Your goal: Could the listing below be returned exactly, with its pictures left out?

══════════════════════════════

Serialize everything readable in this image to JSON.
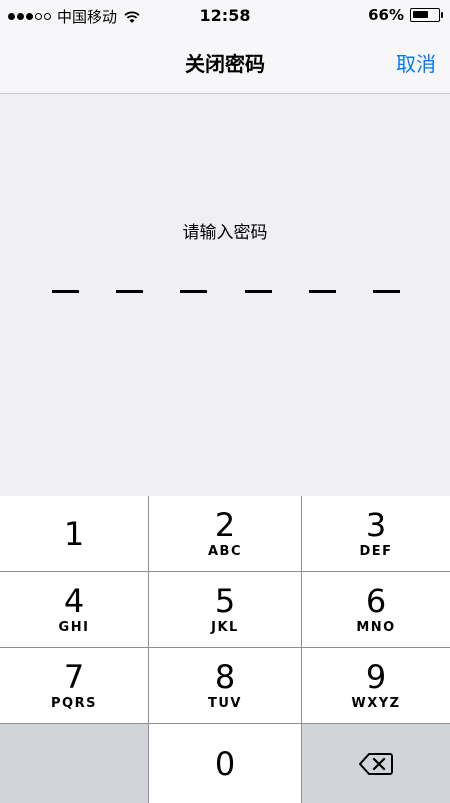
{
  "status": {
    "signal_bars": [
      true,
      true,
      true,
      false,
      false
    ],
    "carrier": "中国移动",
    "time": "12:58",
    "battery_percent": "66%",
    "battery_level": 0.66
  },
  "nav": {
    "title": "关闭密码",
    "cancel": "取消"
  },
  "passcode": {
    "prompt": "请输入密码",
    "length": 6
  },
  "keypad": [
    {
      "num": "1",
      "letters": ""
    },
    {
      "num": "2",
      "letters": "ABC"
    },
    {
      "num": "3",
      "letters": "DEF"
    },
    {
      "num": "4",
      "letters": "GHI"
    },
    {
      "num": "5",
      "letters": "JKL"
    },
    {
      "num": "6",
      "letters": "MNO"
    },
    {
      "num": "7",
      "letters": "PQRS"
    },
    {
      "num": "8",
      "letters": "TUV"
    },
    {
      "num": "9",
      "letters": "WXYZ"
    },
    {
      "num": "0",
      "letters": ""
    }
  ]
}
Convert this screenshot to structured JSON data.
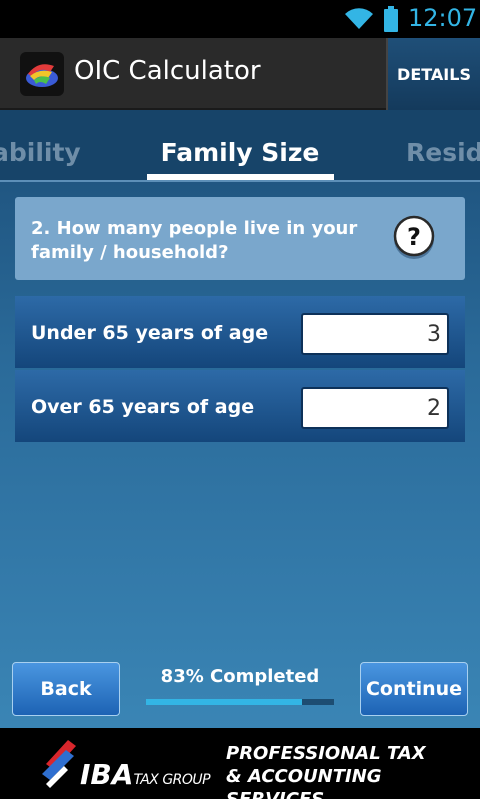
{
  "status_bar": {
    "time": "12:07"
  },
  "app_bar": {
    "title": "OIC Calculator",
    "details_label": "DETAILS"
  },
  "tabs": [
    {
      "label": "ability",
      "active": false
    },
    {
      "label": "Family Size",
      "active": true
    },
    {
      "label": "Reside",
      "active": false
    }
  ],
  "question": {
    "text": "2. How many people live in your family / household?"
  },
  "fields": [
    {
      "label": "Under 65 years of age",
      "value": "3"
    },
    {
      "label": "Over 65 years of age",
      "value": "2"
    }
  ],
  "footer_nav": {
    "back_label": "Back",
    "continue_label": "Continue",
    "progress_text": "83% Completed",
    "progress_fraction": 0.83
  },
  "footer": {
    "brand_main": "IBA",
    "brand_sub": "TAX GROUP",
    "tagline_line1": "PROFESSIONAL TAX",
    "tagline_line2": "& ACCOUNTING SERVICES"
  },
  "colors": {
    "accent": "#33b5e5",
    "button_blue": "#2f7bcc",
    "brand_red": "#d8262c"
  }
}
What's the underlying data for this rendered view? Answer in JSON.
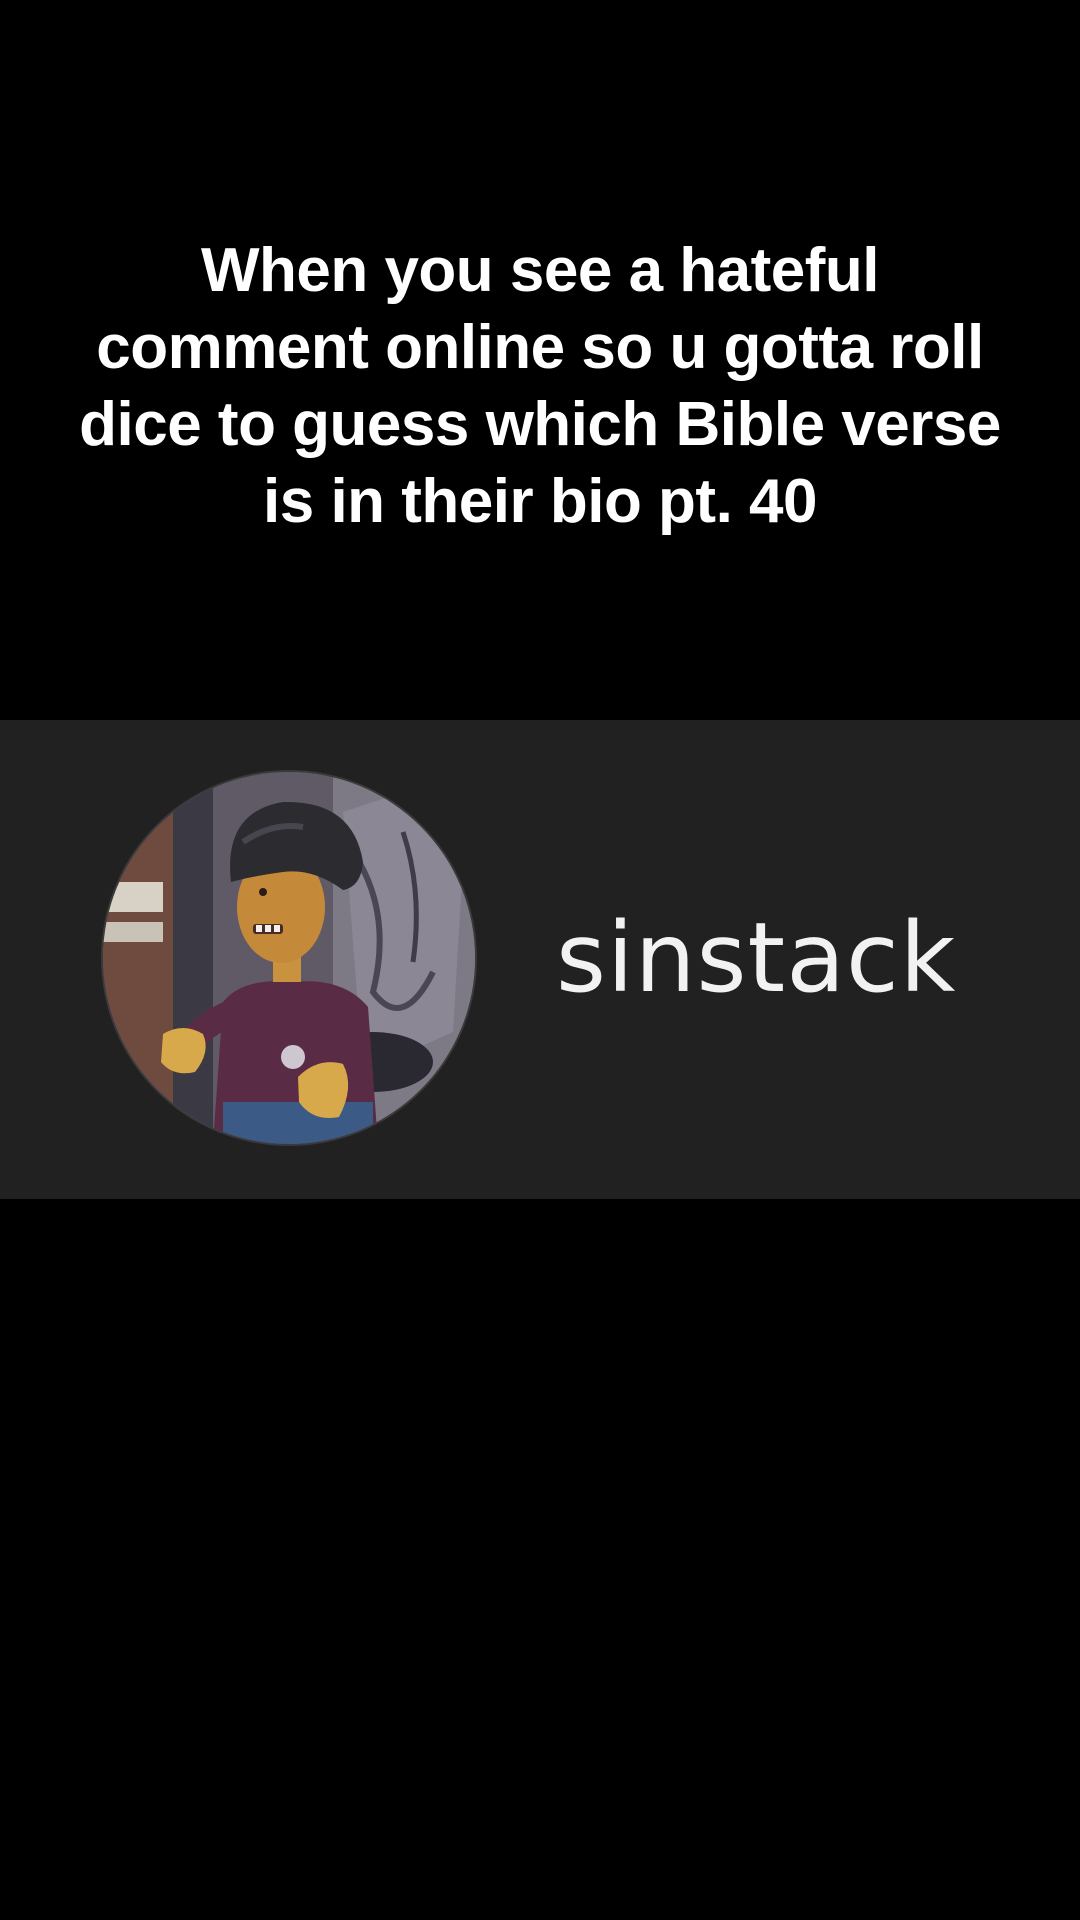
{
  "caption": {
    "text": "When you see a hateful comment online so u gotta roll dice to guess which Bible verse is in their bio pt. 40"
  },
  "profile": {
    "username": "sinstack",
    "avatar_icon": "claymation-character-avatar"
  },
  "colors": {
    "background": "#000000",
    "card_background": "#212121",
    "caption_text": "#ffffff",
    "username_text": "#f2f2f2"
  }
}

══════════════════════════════

Output for this exercise:
Serialize everything readable in this image to JSON.
{
  "status": {
    "signal_bars": [
      true,
      true,
      true,
      false,
      false
    ],
    "carrier": "中国移动",
    "time": "12:58",
    "battery_percent": "66%",
    "battery_level": 0.66
  },
  "nav": {
    "title": "关闭密码",
    "cancel": "取消"
  },
  "passcode": {
    "prompt": "请输入密码",
    "length": 6
  },
  "keypad": [
    {
      "num": "1",
      "letters": ""
    },
    {
      "num": "2",
      "letters": "ABC"
    },
    {
      "num": "3",
      "letters": "DEF"
    },
    {
      "num": "4",
      "letters": "GHI"
    },
    {
      "num": "5",
      "letters": "JKL"
    },
    {
      "num": "6",
      "letters": "MNO"
    },
    {
      "num": "7",
      "letters": "PQRS"
    },
    {
      "num": "8",
      "letters": "TUV"
    },
    {
      "num": "9",
      "letters": "WXYZ"
    },
    {
      "num": "0",
      "letters": ""
    }
  ]
}
Convert this screenshot to structured JSON data.
{
  "status_bar": {
    "time": "12:07"
  },
  "app_bar": {
    "title": "OIC Calculator",
    "details_label": "DETAILS"
  },
  "tabs": [
    {
      "label": "ability",
      "active": false
    },
    {
      "label": "Family Size",
      "active": true
    },
    {
      "label": "Reside",
      "active": false
    }
  ],
  "question": {
    "text": "2. How many people live in your family / household?"
  },
  "fields": [
    {
      "label": "Under 65 years of age",
      "value": "3"
    },
    {
      "label": "Over 65 years of age",
      "value": "2"
    }
  ],
  "footer_nav": {
    "back_label": "Back",
    "continue_label": "Continue",
    "progress_text": "83% Completed",
    "progress_fraction": 0.83
  },
  "footer": {
    "brand_main": "IBA",
    "brand_sub": "TAX GROUP",
    "tagline_line1": "PROFESSIONAL TAX",
    "tagline_line2": "& ACCOUNTING SERVICES"
  },
  "colors": {
    "accent": "#33b5e5",
    "button_blue": "#2f7bcc",
    "brand_red": "#d8262c"
  }
}
What's the underlying data for this rendered view? Answer in JSON.
{
  "caption": {
    "text": "When you see a hateful comment online so u gotta roll dice to guess which Bible verse is in their bio pt. 40"
  },
  "profile": {
    "username": "sinstack",
    "avatar_icon": "claymation-character-avatar"
  },
  "colors": {
    "background": "#000000",
    "card_background": "#212121",
    "caption_text": "#ffffff",
    "username_text": "#f2f2f2"
  }
}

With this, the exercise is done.